▸ Material shown:
------------------------------------------------------------------------

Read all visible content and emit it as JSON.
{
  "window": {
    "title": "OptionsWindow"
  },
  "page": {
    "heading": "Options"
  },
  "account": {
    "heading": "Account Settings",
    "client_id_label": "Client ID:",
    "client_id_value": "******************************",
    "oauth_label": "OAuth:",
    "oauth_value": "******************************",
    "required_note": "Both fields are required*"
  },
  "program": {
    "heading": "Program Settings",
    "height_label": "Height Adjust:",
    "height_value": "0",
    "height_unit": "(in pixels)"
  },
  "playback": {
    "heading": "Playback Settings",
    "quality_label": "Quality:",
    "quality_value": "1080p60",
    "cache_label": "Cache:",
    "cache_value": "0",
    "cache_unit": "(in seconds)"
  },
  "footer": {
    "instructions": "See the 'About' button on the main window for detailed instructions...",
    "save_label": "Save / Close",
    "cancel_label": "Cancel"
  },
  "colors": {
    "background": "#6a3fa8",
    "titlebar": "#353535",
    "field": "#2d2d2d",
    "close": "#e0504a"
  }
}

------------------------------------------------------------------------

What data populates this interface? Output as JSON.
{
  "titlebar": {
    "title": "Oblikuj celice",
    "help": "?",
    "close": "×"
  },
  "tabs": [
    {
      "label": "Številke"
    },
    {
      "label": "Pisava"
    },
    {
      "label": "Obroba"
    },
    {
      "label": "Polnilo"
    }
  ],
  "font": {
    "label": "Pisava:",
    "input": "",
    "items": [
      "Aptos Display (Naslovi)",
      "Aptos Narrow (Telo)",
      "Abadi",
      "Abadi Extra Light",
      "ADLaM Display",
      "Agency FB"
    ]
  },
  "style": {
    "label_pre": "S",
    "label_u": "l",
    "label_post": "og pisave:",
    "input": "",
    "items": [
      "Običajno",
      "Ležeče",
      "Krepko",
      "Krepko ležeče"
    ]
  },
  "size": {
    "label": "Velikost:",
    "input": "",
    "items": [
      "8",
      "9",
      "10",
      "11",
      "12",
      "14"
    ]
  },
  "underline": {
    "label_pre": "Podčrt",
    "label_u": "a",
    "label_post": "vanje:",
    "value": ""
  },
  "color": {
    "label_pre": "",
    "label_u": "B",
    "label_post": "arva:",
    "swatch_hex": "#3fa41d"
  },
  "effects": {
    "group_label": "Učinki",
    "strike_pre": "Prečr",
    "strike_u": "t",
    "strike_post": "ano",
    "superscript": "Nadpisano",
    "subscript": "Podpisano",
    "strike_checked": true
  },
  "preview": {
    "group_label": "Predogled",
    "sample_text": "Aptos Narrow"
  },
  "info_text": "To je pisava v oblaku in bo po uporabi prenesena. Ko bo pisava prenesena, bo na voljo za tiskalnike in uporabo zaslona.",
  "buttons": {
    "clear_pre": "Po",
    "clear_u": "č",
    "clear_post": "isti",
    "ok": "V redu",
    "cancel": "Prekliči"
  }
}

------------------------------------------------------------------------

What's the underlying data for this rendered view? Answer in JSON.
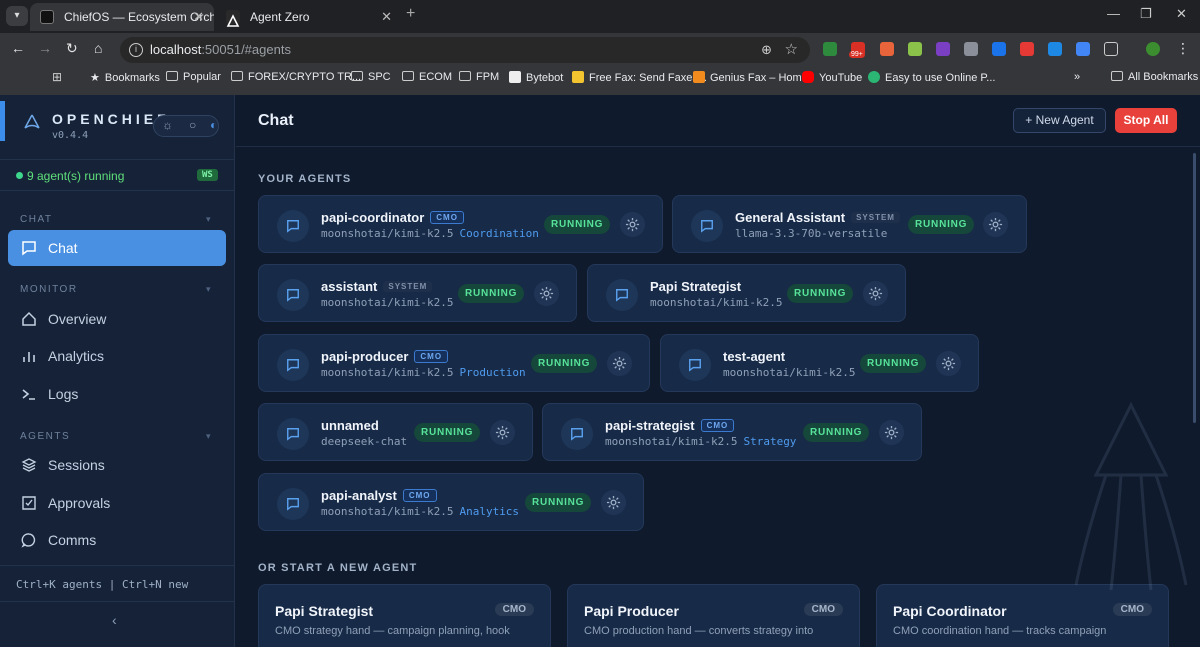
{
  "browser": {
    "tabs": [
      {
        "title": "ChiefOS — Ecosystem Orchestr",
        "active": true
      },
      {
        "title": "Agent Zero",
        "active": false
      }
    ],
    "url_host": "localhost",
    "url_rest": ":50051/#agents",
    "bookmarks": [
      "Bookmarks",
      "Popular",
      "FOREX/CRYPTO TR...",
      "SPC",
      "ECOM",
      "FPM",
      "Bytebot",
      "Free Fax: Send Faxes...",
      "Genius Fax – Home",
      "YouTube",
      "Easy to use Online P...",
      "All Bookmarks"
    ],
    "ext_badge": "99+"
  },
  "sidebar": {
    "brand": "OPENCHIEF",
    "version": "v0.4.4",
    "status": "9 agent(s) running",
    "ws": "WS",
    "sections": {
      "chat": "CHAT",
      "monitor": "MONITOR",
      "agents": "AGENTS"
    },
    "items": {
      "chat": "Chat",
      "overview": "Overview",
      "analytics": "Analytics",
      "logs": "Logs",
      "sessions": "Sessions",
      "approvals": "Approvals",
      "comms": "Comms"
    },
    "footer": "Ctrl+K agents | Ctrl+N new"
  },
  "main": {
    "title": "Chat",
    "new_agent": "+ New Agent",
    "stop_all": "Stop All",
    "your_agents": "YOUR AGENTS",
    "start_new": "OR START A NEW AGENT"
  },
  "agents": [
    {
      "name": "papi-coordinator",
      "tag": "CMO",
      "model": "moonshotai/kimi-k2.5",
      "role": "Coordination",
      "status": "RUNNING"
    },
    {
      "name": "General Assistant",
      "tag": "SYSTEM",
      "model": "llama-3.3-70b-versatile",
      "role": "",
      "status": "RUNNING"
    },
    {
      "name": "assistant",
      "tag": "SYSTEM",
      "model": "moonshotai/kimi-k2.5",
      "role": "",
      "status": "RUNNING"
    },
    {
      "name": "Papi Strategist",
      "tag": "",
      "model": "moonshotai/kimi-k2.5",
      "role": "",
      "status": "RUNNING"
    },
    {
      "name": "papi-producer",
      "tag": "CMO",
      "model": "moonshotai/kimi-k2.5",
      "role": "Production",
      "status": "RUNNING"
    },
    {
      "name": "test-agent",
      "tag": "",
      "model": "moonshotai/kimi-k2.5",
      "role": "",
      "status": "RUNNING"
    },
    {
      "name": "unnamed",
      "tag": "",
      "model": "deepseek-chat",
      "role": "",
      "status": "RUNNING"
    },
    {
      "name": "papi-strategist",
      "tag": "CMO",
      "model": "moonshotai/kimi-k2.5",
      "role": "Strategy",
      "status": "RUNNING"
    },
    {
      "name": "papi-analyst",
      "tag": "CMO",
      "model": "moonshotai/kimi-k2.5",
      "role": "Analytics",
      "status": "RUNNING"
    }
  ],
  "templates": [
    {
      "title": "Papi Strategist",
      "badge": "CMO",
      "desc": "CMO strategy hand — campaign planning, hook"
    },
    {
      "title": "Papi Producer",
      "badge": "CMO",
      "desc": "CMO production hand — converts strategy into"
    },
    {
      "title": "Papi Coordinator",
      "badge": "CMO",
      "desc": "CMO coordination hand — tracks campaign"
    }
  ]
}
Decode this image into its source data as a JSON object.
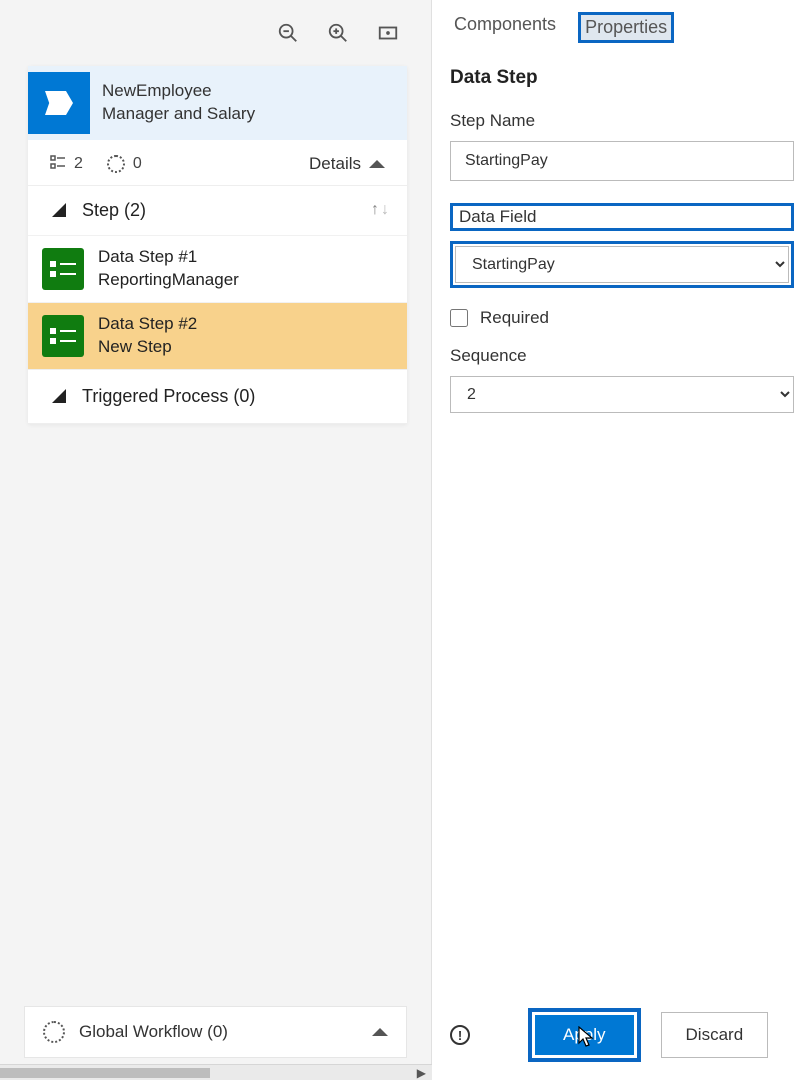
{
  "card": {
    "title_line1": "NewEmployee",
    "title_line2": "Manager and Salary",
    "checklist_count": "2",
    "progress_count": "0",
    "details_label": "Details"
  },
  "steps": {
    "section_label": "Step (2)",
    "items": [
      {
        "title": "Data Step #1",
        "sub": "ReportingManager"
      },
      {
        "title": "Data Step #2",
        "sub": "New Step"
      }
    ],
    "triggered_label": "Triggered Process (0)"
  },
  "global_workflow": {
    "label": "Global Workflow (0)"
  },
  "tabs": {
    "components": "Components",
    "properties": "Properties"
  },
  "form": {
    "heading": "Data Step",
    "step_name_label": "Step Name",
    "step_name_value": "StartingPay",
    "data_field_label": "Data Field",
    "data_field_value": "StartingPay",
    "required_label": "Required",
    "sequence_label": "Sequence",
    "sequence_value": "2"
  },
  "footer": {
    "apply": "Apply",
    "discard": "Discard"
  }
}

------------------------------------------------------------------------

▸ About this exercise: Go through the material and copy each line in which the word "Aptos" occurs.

▸ Exercise output:
      "Aptos Display (Naslovi)",
      "Aptos Narrow (Telo)",
    "sample_text": "Aptos Narrow"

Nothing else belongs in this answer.